PROBLEM TO SOLVE ▸
In the data, extract each line that holds the string "NTFS".

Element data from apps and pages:
========

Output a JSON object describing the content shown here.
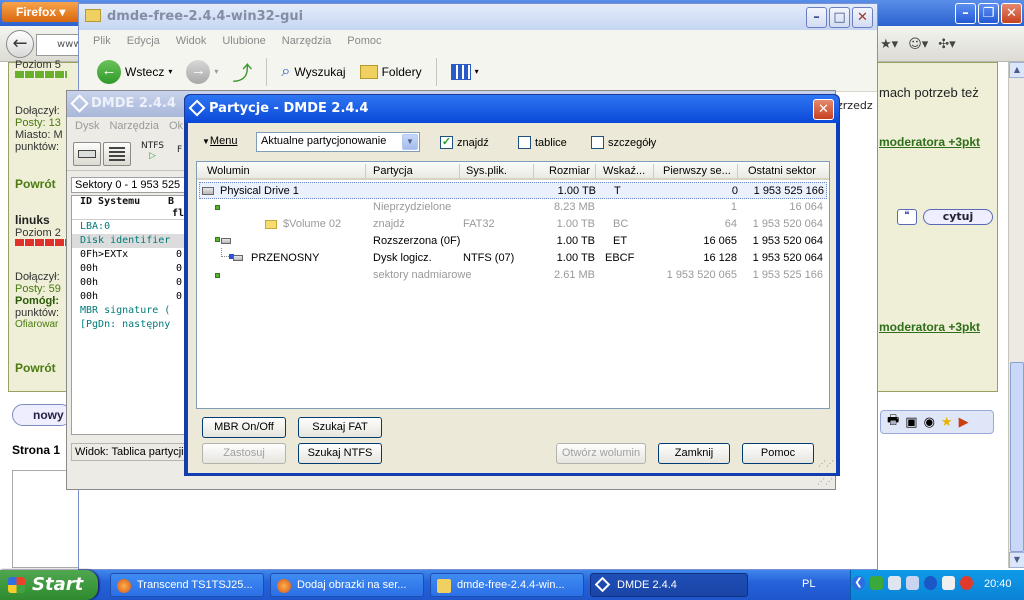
{
  "firefox": {
    "menu_label": "Firefox",
    "url_fragment": "www"
  },
  "forum": {
    "poziom5": "Poziom 5",
    "dolaczyl": "Dołączył:",
    "posty13": "Posty: 13",
    "miasto": "Miasto: M",
    "punktow": "punktów:",
    "powrot1": "Powrót",
    "linuks": "linuks",
    "poziom2": "Poziom 2",
    "dolaczyl2": "Dołączył:",
    "posty59": "Posty: 59",
    "pomogl": "Pomógł:",
    "punktow2": "punktów:",
    "ofiarowal": "Ofiarowar",
    "powrot2": "Powrót",
    "right_text": "mach potrzeb też",
    "moderator1": "moderatora +3pkt",
    "moderator2": "moderatora +3pkt",
    "cytuj": "cytuj",
    "new_button": "nowy",
    "page_label": "Strona 1"
  },
  "explorer": {
    "title": "dmde-free-2.4.4-win32-gui",
    "menu": [
      "Plik",
      "Edycja",
      "Widok",
      "Ulubione",
      "Narzędzia",
      "Pomoc"
    ],
    "back_label": "Wstecz",
    "search_label": "Wyszukaj",
    "folders_label": "Foldery",
    "side_label": "zrzedz"
  },
  "dmde": {
    "title": "DMDE 2.4.4",
    "menu": [
      "Dysk",
      "Narzędzia",
      "Ok"
    ],
    "ntfs_label": "NTFS",
    "fs_label": "F",
    "sectors": "Sektory 0 - 1 953 525 1",
    "hex_header_1": "ID Systemu",
    "hex_header_2": "B",
    "hex_header_3": "fl",
    "hex_rows": [
      {
        "text": "LBA:0",
        "cls": "teal"
      },
      {
        "text": "Disk identifier",
        "cls": "teal hl"
      },
      {
        "text": "0Fh>EXTx",
        "val": "0",
        "cls": ""
      },
      {
        "text": "00h",
        "val": "0",
        "cls": ""
      },
      {
        "text": "00h",
        "val": "0",
        "cls": ""
      },
      {
        "text": "00h",
        "val": "0",
        "cls": ""
      },
      {
        "text": "MBR signature (",
        "cls": "teal"
      },
      {
        "text": "[PgDn: następny",
        "cls": "teal"
      }
    ],
    "status": "Widok: Tablica partycji"
  },
  "partitions": {
    "title": "Partycje - DMDE 2.4.4",
    "menu_label": "Menu",
    "view_select": "Aktualne partycjonowanie",
    "chk_found": "znajdź",
    "chk_tables": "tablice",
    "chk_details": "szczegóły",
    "columns": [
      "Wolumin",
      "Partycja",
      "Sys.plik.",
      "Rozmiar",
      "Wskaź...",
      "Pierwszy se...",
      "Ostatni sektor"
    ],
    "rows": [
      {
        "vol": "Physical Drive 1",
        "part": "",
        "fs": "",
        "size": "1.00 TB",
        "ind": "T",
        "first": "0",
        "last": "1 953 525 166",
        "style": "sel",
        "icon": "disk",
        "indent": 0
      },
      {
        "vol": "",
        "part": "Nieprzydzielone",
        "fs": "",
        "size": "8.23 MB",
        "ind": "",
        "first": "1",
        "last": "16 064",
        "style": "gray",
        "icon": "green",
        "indent": 1
      },
      {
        "vol": "$Volume 02",
        "part": "znajdź",
        "fs": "FAT32",
        "size": "1.00 TB",
        "ind": "BC",
        "first": "64",
        "last": "1 953 520 064",
        "style": "gray",
        "icon": "folder",
        "indent": 2
      },
      {
        "vol": "",
        "part": "Rozszerzona  (0F)",
        "fs": "",
        "size": "1.00 TB",
        "ind": "ET",
        "first": "16 065",
        "last": "1 953 520 064",
        "style": "",
        "icon": "ext",
        "indent": 1
      },
      {
        "vol": "PRZENOSNY",
        "part": "Dysk logicz.",
        "fs": "NTFS (07)",
        "size": "1.00 TB",
        "ind": "EBCF",
        "first": "16 128",
        "last": "1 953 520 064",
        "style": "",
        "icon": "logical",
        "indent": 1
      },
      {
        "vol": "",
        "part": "sektory nadmiarowe",
        "fs": "",
        "size": "2.61 MB",
        "ind": "",
        "first": "1 953 520 065",
        "last": "1 953 525 166",
        "style": "gray",
        "icon": "green",
        "indent": 1
      }
    ],
    "buttons": {
      "mbr": "MBR On/Off",
      "find_fat": "Szukaj FAT",
      "apply": "Zastosuj",
      "find_ntfs": "Szukaj NTFS",
      "open_volume": "Otwórz wolumin",
      "close": "Zamknij",
      "help": "Pomoc"
    }
  },
  "taskbar": {
    "start": "Start",
    "tasks": [
      "Transcend TS1TSJ25...",
      "Dodaj obrazki na ser...",
      "dmde-free-2.4.4-win...",
      "DMDE 2.4.4"
    ],
    "lang": "PL",
    "clock": "20:40"
  }
}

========

YOUR SOLUTION ▸
    "ntfs_label": "NTFS",
        "fs": "NTFS (07)",
      "find_ntfs": "Szukaj NTFS",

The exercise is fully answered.